More than two decades ago, Nigeria’s Ogoni people forced Shell oil company to cease drilling on their land, saying it was polluting the environment. Now, some Ogonis say it’s time for the oil to flow once again. Chris Stein reports from Kegbara Dere, Nigeria.
Video

Video Winter Weather Strikes Eastern US...Again!

A new wintry blast has hit more than 20 states in the U.S. Midwest and Mid-Atlantic region, adding more snow to the piles from previous storms. Tired of shoveling snow, breaking the ice and dealing with accidents, flight delays and property damage, most Americans hope this is the last bout of cold for the season. Zlatica Hoke reports.
Video

Video Muslims Long Thrived in N Carolina Before Slaying of 3 Students

The killings of three Muslim students in North Carolina early last month came as Muslims across the United States have felt under siege, partly as a result of terrorist attacks being committed internationally in the name of their faith. But Muslims have long thrived in university cities in this part of the American South. VOA's Jerome Socolovsky reports.
Video

Video Fuel Shortages in Nigeria Threaten Election Campaigns

Nigeria is suffering a gas shortage as the falling oil price has affected the country’s ability to import and distribute refined fuels. Coming just weeks before scheduled March 28 elections, the shortage could have a big impact on the campaign, as Henry Ridgwell reports for VOA.
Video

Video Report: Human Rights in Annexed Crimea Deteriorating

A new report by Freedom House and the Atlantic Council of the United States says the human rights situation in Crimea has deteriorated since the peninsula was annexed by Russia in March of last year. The report says the new authorities in Crimea are discriminating against minorities, suppressing freedom of expression, and forcing residents to assume Russian citizenship or leave. Zlatica Hoke has more.
Video

Video 50 Years Later African-Americans See New Voting Rights Battles Ahead

Thousands of people will gather to mark the 50th anniversary of a historic civil rights march on March 7th in Selma, Alabama. In 1965, dozens of people were seriously injured during the event known as “Bloody Sunday,” after police attacked African-American demonstrators demanding voting rights. VOA’s Chris Simkins introduces us to some civil rights pioneers who are still fighting for voting rights in Alabama more than 50 years later.
Video

Video Craft Brewers Taking Hold in US Beer Market

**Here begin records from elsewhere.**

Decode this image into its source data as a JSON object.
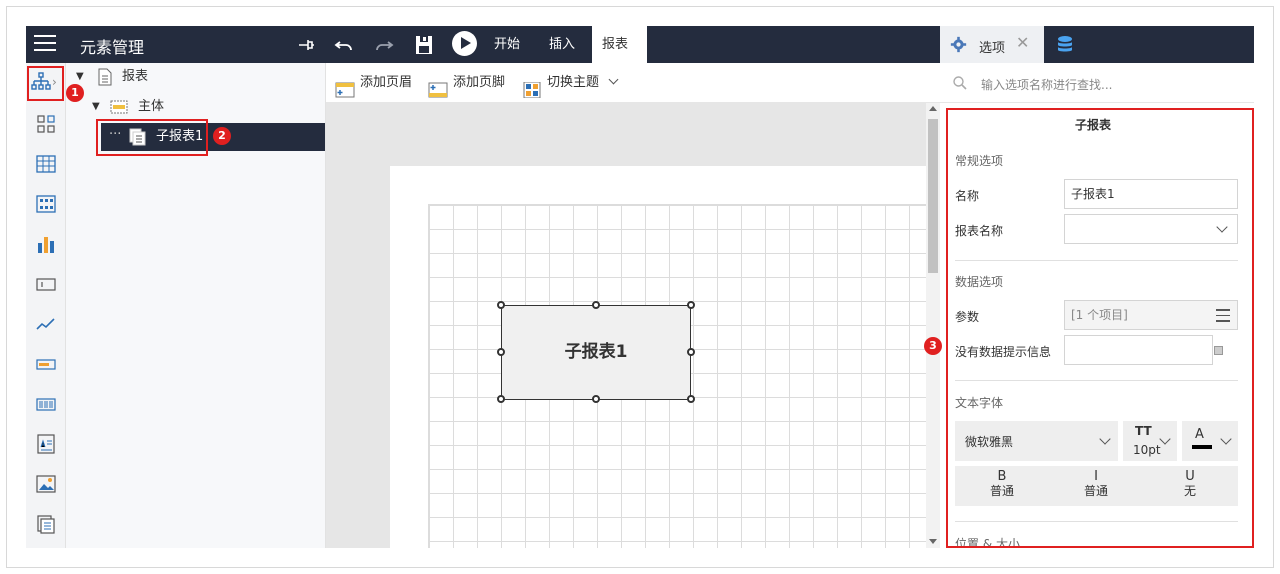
{
  "app": {
    "title": "元素管理"
  },
  "toolbar": {
    "tabs": [
      "开始",
      "插入",
      "报表"
    ],
    "active_tab": "报表"
  },
  "right_tabs": {
    "options_label": "选项"
  },
  "tree": {
    "root": "报表",
    "body": "主体",
    "selected": "子报表1"
  },
  "canvas_toolbar": {
    "add_header": "添加页眉",
    "add_footer": "添加页脚",
    "switch_theme": "切换主题"
  },
  "canvas": {
    "subreport_label": "子报表1"
  },
  "badges": [
    "1",
    "2",
    "3"
  ],
  "search": {
    "placeholder": "输入选项名称进行查找..."
  },
  "properties": {
    "title": "子报表",
    "general_section": "常规选项",
    "name_label": "名称",
    "name_value": "子报表1",
    "report_name_label": "报表名称",
    "report_name_value": "",
    "data_section": "数据选项",
    "params_label": "参数",
    "params_value": "[1 个项目]",
    "nodata_label": "没有数据提示信息",
    "nodata_value": "",
    "font_section": "文本字体",
    "font_family": "微软雅黑",
    "font_size": "10pt",
    "font_color_glyph": "A",
    "bold_glyph": "B",
    "bold_value": "普通",
    "italic_glyph": "I",
    "italic_value": "普通",
    "underline_glyph": "U",
    "underline_value": "无",
    "position_section": "位置 & 大小"
  },
  "colors": {
    "topbar": "#242c3e",
    "accent": "#1e88e5",
    "highlight": "#e02020"
  }
}
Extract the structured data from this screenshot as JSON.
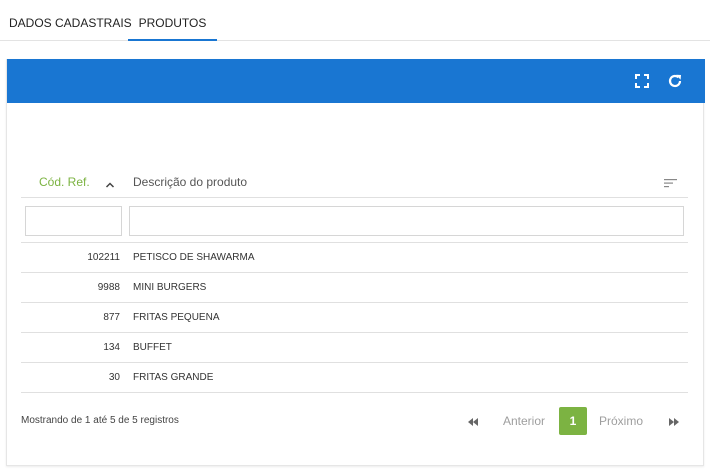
{
  "tabs": [
    {
      "label": "DADOS CADASTRAIS",
      "active": false
    },
    {
      "label": "PRODUTOS",
      "active": true
    }
  ],
  "colors": {
    "header_blue": "#1976d2",
    "accent_green": "#7cb342",
    "border": "#e0e0e0"
  },
  "panel": {
    "icons": [
      "fullscreen-icon",
      "refresh-icon"
    ]
  },
  "table": {
    "columns": [
      {
        "label": "Cód. Ref.",
        "sorted": "asc"
      },
      {
        "label": "Descrição do produto"
      }
    ],
    "filters": [
      {
        "value": "",
        "placeholder": ""
      },
      {
        "value": "",
        "placeholder": ""
      }
    ],
    "rows": [
      {
        "code": "102211",
        "description": "PETISCO DE SHAWARMA"
      },
      {
        "code": "9988",
        "description": "MINI BURGERS"
      },
      {
        "code": "877",
        "description": "FRITAS PEQUENA"
      },
      {
        "code": "134",
        "description": "BUFFET"
      },
      {
        "code": "30",
        "description": "FRITAS GRANDE"
      }
    ]
  },
  "pagination": {
    "info": "Mostrando de 1 até 5 de 5 registros",
    "prev_label": "Anterior",
    "current_page": "1",
    "next_label": "Próximo"
  }
}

Since the 1950’s, the U.S. beer industry has been dominated by a handful of huge breweries. But in recent years, the rapid rise of small craft breweries has changed the American market and, arguably, the way people drink beer. VOA’s Jeff Custer reports.
Video

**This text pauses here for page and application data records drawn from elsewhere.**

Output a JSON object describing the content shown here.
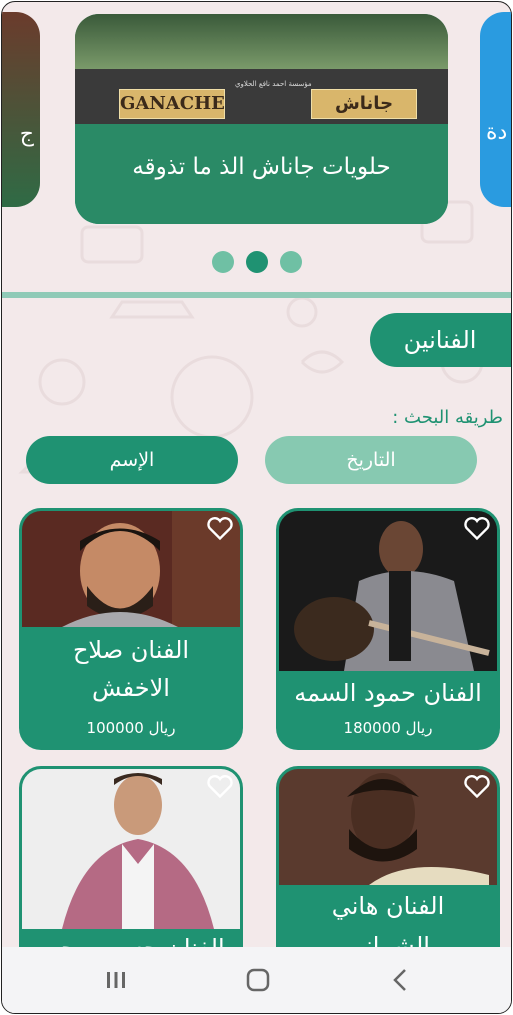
{
  "carousel": {
    "left_text": "ج",
    "right_text": "دة",
    "banner_title": "حلويات جاناش الذ ما تذوقه",
    "sign_en": "GANACHE",
    "sign_ar": "جاناش",
    "sign_small": "مؤسسة احمد نافع الحلاوي",
    "active_index": 1
  },
  "section": {
    "title": "الفنانين",
    "search_label": "طريقه البحث :",
    "sort_name_label": "الإسم",
    "sort_date_label": "التاريخ"
  },
  "artists": [
    {
      "name_line1": "الفنان صلاح",
      "name_line2": "الاخفش",
      "price": "100000 ريال"
    },
    {
      "name_line1": "الفنان حمود السمه",
      "name_line2": "",
      "price": "180000 ريال"
    },
    {
      "name_line1": "الفنان حسين محب",
      "name_line2": "",
      "price": ""
    },
    {
      "name_line1": "الفنان هاني",
      "name_line2": "الشيباني",
      "price": ""
    }
  ],
  "icons": {
    "heart": "heart-outline-icon",
    "nav_recent": "recent-apps-icon",
    "nav_home": "home-icon",
    "nav_back": "back-icon"
  },
  "colors": {
    "accent": "#1f9272",
    "accent_light": "#87c9b1",
    "background": "#f3e9ea"
  }
}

Video Video Claims to Show Shia Forces in Iraq Executing Sunni Boy

A graphic mobile phone video is spreading on the Internet, claiming to show Iraqi forces or Shia militia executing a handcuffed Sunni boy. Experts have yet to verify the video, but already Islamic State followers are publicizing it across social media, playing on deep-rooted sectarian fears. VOA’s Jeff Seldin reports.
Video

Video Ukrainian Authorities Struggle to Secure a Divided Mariupol

Since last month's cease-fire went into effect, shelling around the port city of Mariupol has decreased, but it is thought pro-Russian separatists remain poised to attack. For the city’s authorities, a major challenge is gaining the trust of residents, while at the same time rooting out informants who are passing sensitive information to the rebels. Patrick Wells reports for VOA.
Video

Video Myanmar's Traditional Fashion Choices Endure

The sartorial choices of Myanmar’s men and women quickly catch the eye of any visitor to the tropical Southeast Asian country. But at a time when Myanmar’s political and economic opening is bringing affordable western fashions to the masses, will the country’s unique fashion trends endure? VOA Correspondent Steve Herman in Yangon explores that question.

All About America

Circumventing Censorship

An Internet Primer for Healthy Web Habits

As surveillance and censoring technologies advance, so, too, do new tools for your computer or mobile device that help protect your privacy and break through Internet censorship.
More